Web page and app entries
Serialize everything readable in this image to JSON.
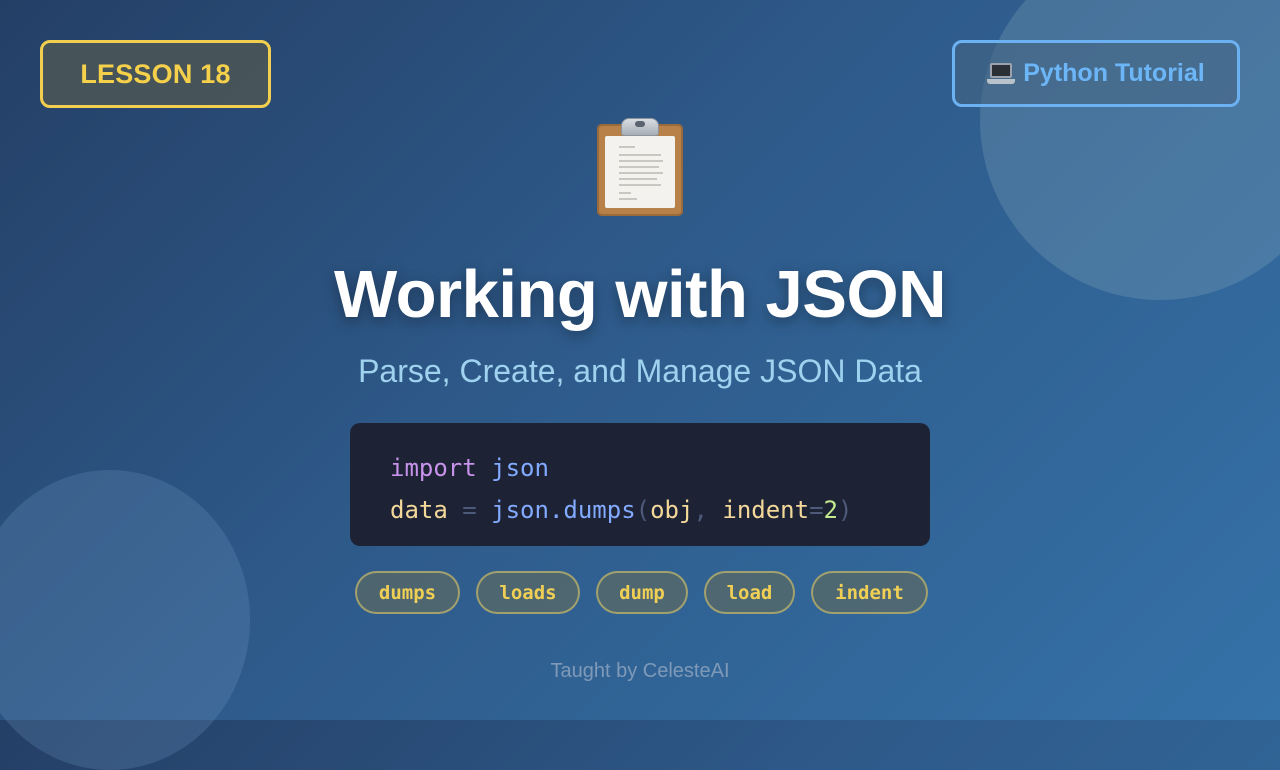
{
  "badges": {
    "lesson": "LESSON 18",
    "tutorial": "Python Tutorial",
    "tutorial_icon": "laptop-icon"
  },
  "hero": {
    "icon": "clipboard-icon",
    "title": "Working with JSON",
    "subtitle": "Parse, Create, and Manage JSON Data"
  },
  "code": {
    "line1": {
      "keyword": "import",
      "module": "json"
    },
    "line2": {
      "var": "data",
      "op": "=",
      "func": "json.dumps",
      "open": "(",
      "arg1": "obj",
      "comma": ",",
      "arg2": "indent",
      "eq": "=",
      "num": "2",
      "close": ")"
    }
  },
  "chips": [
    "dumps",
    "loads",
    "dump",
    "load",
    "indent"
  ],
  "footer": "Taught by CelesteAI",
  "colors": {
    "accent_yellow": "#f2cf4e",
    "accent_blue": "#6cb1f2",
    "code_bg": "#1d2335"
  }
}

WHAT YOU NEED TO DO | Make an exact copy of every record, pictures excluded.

EXERCISE SOLUTION |
Serialize everything readable in this image to JSON.
{
  "badges": {
    "lesson": "LESSON 18",
    "tutorial": "Python Tutorial",
    "tutorial_icon": "laptop-icon"
  },
  "hero": {
    "icon": "clipboard-icon",
    "title": "Working with JSON",
    "subtitle": "Parse, Create, and Manage JSON Data"
  },
  "code": {
    "line1": {
      "keyword": "import",
      "module": "json"
    },
    "line2": {
      "var": "data",
      "op": "=",
      "func": "json.dumps",
      "open": "(",
      "arg1": "obj",
      "comma": ",",
      "arg2": "indent",
      "eq": "=",
      "num": "2",
      "close": ")"
    }
  },
  "chips": [
    "dumps",
    "loads",
    "dump",
    "load",
    "indent"
  ],
  "footer": "Taught by CelesteAI",
  "colors": {
    "accent_yellow": "#f2cf4e",
    "accent_blue": "#6cb1f2",
    "code_bg": "#1d2335"
  }
}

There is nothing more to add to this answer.